- **Assignment**
Select every line containing the word "Internet" from the material, and copy those lines.
• • •
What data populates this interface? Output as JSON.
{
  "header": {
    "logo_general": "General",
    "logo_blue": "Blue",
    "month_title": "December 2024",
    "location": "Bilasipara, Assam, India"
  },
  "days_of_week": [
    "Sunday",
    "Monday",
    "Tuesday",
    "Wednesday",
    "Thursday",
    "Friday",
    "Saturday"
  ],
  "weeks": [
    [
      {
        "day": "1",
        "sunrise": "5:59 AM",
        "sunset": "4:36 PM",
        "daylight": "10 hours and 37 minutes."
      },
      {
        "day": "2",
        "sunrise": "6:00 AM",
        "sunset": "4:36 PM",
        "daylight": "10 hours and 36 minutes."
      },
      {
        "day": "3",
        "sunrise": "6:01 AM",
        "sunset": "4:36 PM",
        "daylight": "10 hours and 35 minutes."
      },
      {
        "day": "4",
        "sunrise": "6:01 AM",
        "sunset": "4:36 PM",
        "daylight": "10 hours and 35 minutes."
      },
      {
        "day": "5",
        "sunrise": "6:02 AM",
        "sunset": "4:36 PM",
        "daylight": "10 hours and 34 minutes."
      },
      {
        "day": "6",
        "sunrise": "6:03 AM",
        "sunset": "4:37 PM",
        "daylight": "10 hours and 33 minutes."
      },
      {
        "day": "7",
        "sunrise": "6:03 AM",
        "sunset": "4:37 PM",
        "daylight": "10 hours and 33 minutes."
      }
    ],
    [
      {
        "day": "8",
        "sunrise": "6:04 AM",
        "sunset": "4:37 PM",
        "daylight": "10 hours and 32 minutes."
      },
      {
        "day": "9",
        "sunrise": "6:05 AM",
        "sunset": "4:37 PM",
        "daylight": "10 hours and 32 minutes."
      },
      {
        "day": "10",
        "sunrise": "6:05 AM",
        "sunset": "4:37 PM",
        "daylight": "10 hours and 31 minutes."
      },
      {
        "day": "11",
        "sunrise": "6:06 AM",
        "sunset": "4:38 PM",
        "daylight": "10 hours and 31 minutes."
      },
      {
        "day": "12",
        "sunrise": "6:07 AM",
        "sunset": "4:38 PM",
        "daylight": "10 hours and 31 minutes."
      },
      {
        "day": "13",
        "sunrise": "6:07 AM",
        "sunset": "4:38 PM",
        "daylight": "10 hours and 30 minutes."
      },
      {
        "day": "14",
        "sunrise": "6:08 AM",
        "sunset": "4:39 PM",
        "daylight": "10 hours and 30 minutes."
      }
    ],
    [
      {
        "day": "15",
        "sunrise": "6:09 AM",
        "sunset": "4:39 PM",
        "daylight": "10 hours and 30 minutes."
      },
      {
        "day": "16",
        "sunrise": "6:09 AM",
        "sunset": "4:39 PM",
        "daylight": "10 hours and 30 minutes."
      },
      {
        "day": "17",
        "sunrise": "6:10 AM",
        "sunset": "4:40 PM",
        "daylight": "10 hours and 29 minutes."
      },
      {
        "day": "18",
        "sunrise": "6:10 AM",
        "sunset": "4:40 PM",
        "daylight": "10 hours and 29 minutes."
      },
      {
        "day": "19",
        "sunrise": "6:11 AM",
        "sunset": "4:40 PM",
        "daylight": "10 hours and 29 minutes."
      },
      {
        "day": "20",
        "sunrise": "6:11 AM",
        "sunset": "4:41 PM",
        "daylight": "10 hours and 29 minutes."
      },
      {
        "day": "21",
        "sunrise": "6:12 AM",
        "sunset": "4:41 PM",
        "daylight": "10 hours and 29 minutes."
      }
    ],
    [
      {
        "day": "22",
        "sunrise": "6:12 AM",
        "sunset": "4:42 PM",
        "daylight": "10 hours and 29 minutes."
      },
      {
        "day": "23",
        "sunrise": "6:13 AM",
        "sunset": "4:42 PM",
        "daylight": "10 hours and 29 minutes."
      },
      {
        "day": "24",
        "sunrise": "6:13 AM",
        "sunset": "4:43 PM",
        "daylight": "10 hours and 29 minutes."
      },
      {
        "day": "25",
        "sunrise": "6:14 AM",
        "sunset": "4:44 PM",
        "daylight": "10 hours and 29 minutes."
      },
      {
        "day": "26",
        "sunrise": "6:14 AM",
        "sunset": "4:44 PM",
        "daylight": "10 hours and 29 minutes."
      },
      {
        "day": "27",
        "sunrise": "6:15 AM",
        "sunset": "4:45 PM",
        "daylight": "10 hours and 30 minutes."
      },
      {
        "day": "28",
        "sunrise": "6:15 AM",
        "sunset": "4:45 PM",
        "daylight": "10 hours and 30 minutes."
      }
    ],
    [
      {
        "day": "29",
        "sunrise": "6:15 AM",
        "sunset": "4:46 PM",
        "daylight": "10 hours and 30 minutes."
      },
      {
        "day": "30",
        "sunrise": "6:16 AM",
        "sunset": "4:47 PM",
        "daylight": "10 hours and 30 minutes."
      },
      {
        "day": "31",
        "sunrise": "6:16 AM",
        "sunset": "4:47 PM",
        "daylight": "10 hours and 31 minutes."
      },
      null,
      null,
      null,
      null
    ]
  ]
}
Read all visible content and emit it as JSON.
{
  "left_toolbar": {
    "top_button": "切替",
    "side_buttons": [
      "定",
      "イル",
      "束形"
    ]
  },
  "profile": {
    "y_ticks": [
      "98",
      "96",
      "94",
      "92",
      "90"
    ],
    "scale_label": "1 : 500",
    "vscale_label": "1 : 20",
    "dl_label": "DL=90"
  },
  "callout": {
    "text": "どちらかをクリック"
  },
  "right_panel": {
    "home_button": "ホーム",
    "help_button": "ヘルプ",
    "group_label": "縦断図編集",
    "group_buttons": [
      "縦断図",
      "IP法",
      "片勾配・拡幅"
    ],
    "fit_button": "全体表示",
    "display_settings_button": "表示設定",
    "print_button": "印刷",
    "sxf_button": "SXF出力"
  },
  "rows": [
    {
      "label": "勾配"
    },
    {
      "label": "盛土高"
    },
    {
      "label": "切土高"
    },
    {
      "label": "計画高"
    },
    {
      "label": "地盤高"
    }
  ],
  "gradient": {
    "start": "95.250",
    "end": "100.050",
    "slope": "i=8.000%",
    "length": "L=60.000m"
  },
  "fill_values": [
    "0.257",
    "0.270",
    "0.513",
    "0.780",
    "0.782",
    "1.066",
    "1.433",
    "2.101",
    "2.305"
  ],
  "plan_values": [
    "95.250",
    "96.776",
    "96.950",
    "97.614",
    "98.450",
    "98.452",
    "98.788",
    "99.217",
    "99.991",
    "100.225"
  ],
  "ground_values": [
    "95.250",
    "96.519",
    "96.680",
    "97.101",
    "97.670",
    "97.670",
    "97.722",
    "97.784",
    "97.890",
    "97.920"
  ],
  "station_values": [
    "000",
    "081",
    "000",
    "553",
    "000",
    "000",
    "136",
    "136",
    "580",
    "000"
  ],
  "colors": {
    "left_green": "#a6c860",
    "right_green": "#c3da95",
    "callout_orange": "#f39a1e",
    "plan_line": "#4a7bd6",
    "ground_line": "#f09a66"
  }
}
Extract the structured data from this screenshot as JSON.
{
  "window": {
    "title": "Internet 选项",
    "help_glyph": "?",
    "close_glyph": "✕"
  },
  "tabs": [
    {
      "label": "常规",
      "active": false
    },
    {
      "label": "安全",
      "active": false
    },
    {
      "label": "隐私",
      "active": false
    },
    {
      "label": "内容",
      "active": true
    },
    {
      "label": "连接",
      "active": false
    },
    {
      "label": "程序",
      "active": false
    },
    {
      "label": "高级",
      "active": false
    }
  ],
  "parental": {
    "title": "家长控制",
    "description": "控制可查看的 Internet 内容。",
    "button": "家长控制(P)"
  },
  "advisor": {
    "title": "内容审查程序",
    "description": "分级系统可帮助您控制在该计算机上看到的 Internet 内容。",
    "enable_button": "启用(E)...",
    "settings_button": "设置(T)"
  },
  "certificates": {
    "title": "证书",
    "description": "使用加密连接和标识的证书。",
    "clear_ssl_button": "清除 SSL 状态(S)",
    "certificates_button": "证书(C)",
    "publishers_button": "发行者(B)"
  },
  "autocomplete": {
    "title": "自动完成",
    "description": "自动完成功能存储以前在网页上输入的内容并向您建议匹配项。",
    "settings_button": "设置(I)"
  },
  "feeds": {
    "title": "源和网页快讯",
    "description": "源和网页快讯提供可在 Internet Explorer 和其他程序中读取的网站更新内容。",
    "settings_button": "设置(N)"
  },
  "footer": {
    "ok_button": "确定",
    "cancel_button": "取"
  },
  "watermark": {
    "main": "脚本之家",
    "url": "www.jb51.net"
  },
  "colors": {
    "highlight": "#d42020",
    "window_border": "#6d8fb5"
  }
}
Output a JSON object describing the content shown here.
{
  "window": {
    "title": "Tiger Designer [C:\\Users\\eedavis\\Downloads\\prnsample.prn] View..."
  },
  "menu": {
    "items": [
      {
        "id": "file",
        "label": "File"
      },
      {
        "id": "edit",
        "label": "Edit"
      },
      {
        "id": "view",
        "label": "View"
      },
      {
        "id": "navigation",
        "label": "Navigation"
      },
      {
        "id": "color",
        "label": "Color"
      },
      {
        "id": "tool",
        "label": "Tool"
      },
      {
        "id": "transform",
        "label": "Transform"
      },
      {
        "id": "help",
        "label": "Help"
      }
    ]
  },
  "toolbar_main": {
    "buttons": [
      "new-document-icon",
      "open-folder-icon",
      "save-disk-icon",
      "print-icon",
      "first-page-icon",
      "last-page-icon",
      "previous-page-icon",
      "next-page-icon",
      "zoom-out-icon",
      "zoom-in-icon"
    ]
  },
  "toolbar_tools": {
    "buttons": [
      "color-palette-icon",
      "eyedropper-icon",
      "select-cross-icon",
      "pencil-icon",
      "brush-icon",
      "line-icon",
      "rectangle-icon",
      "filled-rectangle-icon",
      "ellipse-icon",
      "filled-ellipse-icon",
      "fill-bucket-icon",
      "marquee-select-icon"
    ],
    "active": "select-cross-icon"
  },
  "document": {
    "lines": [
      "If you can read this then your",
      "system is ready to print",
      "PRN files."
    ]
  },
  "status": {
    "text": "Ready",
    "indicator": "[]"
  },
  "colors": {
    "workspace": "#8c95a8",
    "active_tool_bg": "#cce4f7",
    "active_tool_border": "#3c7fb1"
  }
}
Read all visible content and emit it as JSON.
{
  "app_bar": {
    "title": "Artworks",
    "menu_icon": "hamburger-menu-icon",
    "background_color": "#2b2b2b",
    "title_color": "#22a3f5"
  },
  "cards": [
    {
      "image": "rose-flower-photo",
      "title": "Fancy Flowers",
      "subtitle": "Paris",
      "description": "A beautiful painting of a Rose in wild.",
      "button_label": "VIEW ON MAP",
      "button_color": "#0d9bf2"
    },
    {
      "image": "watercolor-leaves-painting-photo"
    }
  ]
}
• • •
- **Response area**
    "title": "Internet 选项",
    "description": "控制可查看的 Internet 内容。",
    "description": "分级系统可帮助您控制在该计算机上看到的 Internet 内容。",
    "description": "源和网页快讯提供可在 Internet Explorer 和其他程序中读取的网站更新内容。",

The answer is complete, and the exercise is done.